AIM OF THE EXERCISE:
Report only the number of lines in the following entries where the word "JSON" occurs.

Web page and app entries:
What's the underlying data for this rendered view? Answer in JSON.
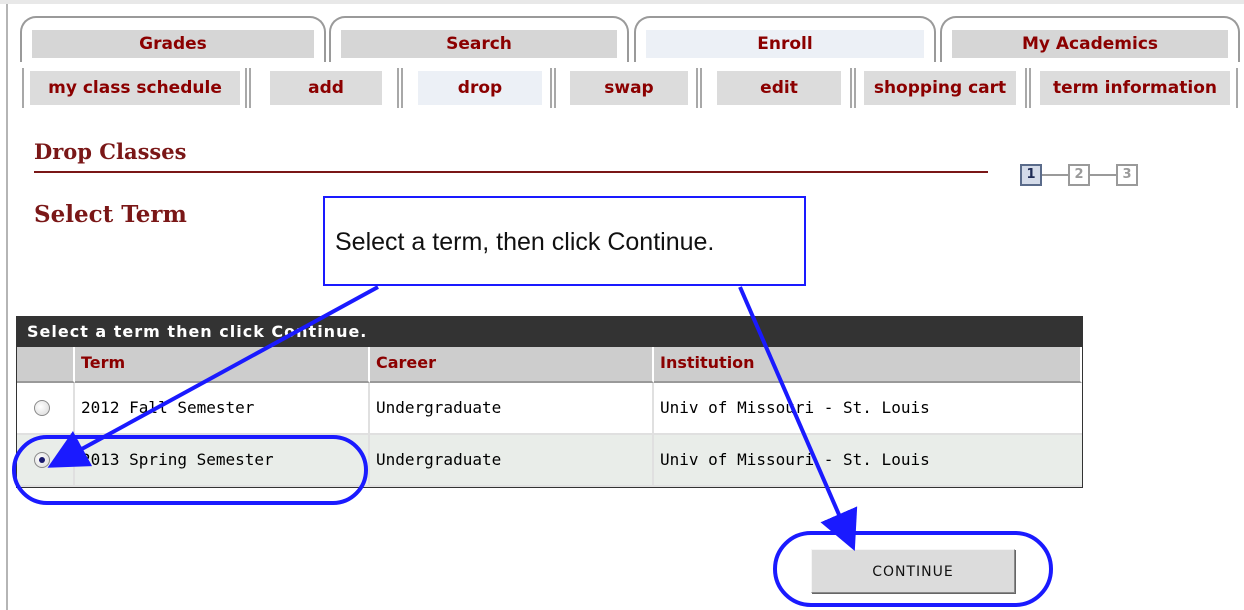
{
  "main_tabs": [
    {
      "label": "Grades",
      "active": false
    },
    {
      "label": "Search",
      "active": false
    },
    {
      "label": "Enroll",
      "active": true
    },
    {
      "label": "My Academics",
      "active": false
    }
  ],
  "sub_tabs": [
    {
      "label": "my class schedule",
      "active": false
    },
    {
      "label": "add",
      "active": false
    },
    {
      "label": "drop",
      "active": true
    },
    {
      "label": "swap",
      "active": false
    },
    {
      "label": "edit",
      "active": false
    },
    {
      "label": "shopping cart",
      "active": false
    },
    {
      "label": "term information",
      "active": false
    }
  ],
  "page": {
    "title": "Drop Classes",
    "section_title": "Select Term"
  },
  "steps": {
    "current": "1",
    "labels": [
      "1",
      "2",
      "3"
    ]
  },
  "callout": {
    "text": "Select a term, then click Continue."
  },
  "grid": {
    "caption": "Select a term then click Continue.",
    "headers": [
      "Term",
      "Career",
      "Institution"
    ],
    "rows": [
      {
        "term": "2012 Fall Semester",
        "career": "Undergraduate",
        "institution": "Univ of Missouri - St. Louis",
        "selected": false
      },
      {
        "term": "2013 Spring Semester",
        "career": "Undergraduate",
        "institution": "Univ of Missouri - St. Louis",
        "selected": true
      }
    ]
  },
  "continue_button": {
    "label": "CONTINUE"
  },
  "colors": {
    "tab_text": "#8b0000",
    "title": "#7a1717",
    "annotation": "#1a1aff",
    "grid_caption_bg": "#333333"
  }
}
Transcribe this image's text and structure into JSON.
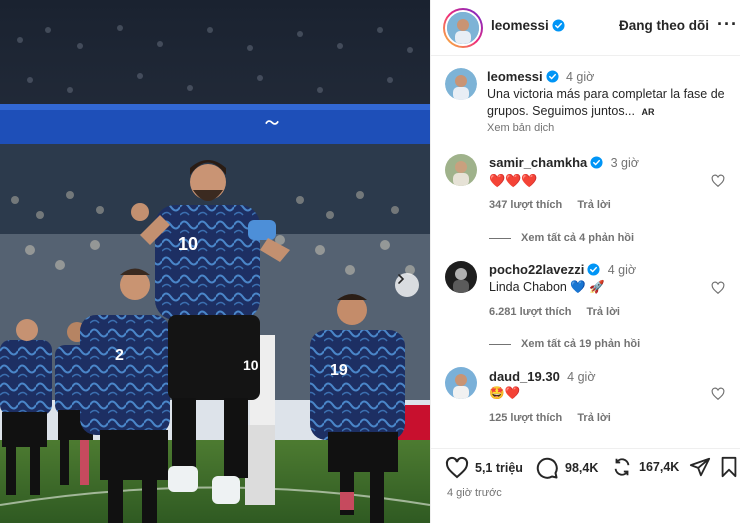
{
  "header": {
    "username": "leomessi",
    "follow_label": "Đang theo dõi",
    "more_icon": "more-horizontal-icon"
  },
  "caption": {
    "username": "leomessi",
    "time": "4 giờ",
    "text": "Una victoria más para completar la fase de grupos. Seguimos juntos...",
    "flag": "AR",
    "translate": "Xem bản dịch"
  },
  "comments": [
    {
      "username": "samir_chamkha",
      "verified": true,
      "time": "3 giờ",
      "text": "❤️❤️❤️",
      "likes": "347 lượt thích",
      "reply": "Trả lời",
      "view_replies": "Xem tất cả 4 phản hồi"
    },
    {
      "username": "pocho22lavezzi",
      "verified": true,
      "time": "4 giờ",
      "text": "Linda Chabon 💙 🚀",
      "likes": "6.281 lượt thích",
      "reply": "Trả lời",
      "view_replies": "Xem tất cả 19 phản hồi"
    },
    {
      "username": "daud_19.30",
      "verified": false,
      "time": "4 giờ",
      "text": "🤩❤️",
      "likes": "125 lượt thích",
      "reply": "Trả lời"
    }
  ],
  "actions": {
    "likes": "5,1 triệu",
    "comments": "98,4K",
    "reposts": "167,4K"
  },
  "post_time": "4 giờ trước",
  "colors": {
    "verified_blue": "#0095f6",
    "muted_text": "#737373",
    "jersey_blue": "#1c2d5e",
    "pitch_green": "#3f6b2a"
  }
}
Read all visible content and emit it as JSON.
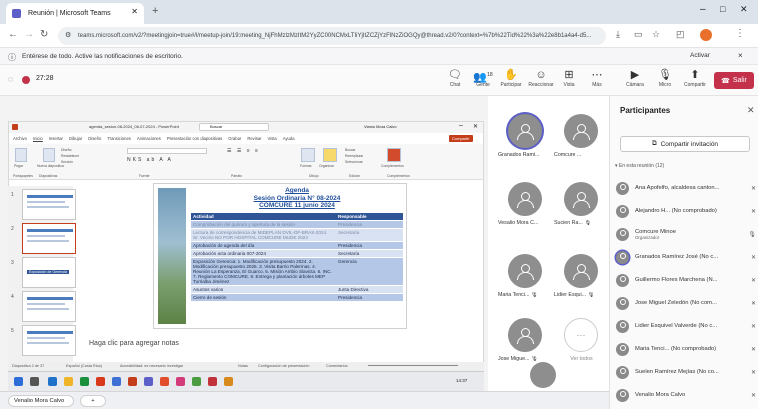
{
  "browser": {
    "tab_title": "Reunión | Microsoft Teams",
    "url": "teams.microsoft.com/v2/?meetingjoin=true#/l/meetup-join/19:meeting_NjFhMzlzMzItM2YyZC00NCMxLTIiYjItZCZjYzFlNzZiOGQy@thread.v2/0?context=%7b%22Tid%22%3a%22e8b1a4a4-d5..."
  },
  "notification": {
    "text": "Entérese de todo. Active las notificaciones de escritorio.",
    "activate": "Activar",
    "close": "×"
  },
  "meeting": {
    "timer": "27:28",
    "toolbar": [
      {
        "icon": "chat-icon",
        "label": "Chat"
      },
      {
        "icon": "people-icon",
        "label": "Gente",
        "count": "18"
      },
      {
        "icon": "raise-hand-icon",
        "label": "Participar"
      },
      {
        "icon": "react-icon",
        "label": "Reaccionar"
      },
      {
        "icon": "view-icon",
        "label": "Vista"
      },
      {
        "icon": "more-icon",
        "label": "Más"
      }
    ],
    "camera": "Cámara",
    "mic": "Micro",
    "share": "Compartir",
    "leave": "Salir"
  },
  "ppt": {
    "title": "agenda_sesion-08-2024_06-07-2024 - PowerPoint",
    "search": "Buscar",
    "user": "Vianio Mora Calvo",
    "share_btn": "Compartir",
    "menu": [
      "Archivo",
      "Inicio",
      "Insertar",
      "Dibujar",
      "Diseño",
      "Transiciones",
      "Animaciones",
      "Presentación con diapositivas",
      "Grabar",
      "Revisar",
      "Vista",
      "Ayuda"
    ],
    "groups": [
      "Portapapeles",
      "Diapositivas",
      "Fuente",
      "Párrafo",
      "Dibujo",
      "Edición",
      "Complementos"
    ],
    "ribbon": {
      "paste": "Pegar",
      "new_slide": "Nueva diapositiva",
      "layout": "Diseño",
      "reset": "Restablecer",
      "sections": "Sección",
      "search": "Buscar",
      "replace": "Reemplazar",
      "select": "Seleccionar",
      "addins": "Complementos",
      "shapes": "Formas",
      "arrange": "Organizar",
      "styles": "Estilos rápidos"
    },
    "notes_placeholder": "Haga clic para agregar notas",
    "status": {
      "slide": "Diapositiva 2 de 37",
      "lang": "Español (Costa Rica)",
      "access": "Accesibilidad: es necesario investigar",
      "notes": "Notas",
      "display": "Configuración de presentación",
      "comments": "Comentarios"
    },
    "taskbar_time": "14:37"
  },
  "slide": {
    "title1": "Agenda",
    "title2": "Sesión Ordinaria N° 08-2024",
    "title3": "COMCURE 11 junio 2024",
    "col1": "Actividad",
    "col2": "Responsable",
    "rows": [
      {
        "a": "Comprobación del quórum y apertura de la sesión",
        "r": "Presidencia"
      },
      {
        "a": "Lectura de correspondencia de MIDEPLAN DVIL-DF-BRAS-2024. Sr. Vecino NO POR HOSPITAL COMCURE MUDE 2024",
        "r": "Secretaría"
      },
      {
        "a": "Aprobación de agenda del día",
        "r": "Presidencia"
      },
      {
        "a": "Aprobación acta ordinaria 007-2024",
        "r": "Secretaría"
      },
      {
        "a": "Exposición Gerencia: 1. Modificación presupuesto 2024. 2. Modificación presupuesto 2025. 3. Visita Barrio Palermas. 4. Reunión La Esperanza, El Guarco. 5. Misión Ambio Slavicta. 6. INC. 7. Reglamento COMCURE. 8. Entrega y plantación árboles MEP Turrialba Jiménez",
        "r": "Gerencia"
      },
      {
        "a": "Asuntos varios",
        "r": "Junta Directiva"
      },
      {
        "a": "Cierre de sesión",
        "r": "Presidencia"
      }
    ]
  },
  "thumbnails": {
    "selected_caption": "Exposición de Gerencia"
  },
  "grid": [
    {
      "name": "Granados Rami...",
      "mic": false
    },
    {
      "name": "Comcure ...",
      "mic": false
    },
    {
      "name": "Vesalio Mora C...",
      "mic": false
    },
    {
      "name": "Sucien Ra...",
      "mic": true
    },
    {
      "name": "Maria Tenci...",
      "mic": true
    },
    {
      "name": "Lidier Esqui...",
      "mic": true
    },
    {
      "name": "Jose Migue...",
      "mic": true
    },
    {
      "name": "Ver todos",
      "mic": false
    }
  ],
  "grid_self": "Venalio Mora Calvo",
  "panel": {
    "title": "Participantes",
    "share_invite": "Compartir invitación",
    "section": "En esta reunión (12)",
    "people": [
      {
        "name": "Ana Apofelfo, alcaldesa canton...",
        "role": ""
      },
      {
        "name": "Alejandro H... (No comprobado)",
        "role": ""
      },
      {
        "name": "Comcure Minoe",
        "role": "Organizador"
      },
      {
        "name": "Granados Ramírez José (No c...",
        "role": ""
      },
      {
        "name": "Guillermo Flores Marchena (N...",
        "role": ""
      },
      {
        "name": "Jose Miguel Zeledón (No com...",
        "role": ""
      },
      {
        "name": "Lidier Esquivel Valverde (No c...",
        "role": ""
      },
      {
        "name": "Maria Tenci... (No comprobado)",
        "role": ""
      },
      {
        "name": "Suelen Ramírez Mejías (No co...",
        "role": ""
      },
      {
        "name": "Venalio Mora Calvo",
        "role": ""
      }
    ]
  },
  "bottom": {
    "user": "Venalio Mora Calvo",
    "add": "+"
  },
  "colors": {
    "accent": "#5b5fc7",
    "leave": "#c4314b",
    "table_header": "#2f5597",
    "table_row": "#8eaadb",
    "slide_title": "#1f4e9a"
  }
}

SOLUTION BELOW:
3